◆ **The task**: Select every line below containing the word "North".

◆ **Material supplied**:
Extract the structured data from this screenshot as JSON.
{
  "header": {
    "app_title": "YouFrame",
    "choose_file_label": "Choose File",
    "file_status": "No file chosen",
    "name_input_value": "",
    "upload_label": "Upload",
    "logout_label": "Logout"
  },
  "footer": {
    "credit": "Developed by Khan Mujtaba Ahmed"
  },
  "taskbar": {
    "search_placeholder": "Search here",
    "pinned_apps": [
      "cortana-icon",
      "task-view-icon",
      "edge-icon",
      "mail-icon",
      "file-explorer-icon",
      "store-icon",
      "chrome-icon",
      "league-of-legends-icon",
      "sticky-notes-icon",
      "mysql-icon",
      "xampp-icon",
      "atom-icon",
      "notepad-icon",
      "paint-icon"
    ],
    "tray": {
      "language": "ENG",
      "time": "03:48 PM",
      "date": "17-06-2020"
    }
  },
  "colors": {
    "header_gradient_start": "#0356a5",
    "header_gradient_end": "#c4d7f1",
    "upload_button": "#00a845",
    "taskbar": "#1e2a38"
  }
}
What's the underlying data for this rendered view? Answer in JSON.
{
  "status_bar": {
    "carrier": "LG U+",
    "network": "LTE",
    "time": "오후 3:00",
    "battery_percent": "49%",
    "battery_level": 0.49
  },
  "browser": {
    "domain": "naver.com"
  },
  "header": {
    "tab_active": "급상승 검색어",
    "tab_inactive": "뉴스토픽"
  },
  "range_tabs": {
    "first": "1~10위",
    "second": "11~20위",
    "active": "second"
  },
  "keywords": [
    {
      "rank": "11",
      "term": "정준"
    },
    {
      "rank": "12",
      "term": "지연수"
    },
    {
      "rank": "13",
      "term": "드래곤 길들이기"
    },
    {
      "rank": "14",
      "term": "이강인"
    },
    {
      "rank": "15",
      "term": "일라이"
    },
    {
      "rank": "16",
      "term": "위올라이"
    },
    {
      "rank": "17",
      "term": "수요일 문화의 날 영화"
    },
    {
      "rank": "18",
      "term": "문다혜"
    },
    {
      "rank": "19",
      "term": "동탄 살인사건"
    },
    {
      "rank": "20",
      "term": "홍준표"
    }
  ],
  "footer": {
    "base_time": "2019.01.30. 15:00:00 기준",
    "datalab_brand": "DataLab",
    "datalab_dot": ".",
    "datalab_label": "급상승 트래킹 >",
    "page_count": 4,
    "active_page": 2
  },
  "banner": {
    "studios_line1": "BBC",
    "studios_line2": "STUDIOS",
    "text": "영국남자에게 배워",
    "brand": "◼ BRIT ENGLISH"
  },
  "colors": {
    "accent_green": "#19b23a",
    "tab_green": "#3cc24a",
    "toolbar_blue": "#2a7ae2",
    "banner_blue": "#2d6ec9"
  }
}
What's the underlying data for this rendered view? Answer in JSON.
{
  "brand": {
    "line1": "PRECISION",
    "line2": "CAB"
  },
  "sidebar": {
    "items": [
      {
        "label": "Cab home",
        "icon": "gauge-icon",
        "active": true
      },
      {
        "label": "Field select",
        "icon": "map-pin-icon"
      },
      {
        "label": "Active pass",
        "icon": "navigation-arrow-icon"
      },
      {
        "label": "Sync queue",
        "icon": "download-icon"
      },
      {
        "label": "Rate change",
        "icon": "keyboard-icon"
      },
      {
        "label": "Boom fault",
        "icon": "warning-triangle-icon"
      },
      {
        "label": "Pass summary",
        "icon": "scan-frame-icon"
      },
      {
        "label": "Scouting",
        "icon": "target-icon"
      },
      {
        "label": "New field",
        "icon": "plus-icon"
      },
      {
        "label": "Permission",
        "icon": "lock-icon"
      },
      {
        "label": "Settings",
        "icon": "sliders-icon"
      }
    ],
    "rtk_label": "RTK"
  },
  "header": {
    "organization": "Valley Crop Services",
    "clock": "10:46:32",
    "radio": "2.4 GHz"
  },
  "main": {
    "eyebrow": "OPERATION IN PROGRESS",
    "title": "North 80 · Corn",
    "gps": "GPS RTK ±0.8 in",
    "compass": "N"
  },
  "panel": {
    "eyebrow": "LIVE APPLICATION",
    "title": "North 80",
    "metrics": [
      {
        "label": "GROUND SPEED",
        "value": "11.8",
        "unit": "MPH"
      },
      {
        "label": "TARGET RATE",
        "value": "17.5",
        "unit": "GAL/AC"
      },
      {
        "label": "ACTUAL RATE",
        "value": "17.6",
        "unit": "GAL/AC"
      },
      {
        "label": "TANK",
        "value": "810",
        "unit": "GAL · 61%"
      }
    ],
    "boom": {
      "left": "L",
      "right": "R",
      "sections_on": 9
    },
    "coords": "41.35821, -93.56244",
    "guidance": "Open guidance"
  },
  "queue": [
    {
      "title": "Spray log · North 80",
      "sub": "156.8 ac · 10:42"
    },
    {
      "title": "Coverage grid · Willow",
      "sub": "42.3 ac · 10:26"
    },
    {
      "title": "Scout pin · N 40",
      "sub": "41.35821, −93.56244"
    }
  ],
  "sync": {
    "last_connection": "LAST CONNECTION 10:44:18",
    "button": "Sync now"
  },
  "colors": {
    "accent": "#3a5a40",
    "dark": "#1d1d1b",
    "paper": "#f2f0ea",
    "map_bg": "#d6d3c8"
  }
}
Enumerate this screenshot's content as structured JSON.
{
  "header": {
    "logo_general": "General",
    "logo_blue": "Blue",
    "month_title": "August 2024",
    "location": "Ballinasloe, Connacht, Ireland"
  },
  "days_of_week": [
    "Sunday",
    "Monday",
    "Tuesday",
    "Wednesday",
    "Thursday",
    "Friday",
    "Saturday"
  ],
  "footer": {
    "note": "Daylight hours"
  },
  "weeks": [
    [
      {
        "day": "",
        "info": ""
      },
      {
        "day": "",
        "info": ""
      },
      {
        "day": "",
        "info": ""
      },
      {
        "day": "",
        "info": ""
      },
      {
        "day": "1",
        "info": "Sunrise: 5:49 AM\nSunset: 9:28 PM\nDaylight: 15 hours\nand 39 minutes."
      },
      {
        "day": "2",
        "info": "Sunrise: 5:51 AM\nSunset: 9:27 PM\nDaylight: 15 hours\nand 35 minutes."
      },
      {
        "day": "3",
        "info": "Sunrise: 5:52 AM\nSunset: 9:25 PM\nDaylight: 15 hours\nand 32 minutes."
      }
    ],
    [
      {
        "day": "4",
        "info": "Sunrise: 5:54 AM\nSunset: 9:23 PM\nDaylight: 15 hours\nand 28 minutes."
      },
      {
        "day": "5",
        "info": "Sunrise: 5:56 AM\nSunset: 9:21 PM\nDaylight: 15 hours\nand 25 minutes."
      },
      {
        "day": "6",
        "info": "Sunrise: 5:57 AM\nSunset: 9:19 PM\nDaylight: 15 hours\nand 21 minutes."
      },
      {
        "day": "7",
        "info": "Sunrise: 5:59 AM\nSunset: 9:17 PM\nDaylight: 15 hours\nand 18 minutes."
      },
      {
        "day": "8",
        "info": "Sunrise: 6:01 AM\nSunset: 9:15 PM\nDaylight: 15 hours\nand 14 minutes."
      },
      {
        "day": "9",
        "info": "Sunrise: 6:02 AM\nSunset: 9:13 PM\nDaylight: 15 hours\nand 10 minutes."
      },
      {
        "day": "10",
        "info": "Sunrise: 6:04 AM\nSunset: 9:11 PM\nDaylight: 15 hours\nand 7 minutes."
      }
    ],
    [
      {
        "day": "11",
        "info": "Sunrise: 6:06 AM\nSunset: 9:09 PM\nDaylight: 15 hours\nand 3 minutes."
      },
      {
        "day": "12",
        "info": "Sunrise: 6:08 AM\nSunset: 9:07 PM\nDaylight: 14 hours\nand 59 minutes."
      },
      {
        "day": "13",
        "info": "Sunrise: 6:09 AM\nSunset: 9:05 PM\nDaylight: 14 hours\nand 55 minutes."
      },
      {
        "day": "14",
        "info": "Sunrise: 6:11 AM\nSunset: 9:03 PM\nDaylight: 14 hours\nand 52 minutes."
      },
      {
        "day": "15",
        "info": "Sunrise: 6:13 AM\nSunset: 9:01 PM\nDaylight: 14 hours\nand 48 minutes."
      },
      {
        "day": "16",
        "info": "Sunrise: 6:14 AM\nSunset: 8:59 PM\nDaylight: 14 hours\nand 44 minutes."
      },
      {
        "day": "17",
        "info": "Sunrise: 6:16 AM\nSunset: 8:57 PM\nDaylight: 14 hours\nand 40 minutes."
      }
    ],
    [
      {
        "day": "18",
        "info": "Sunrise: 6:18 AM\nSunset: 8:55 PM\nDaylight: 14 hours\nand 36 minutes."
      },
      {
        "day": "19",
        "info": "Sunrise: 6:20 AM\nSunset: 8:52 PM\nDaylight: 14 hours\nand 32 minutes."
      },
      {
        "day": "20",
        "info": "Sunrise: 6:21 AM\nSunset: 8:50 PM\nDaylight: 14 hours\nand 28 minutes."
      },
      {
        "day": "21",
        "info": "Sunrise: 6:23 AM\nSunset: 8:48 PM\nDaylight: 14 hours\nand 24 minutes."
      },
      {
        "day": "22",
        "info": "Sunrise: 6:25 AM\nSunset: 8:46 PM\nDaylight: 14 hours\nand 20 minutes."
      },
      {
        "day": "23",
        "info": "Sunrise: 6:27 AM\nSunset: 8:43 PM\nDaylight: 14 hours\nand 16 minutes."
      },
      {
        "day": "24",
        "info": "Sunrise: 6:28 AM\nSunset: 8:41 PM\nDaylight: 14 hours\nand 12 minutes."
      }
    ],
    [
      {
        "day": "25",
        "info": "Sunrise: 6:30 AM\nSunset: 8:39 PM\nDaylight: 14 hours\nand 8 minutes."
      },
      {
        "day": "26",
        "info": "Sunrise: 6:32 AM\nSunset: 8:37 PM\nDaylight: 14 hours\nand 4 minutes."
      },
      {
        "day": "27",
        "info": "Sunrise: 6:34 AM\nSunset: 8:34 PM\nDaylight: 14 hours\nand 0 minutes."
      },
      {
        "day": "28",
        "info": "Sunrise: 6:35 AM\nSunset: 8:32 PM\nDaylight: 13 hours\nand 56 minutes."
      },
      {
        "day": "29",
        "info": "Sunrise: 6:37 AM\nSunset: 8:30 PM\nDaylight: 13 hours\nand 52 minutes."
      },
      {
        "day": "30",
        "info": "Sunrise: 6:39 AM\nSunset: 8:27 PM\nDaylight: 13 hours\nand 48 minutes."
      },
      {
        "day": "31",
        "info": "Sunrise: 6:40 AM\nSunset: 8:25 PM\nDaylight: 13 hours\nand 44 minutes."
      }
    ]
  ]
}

◆ **Exercise answer**:
    "title": "North 80 · Corn",
    "title": "North 80",
      "title": "Spray log · North 80",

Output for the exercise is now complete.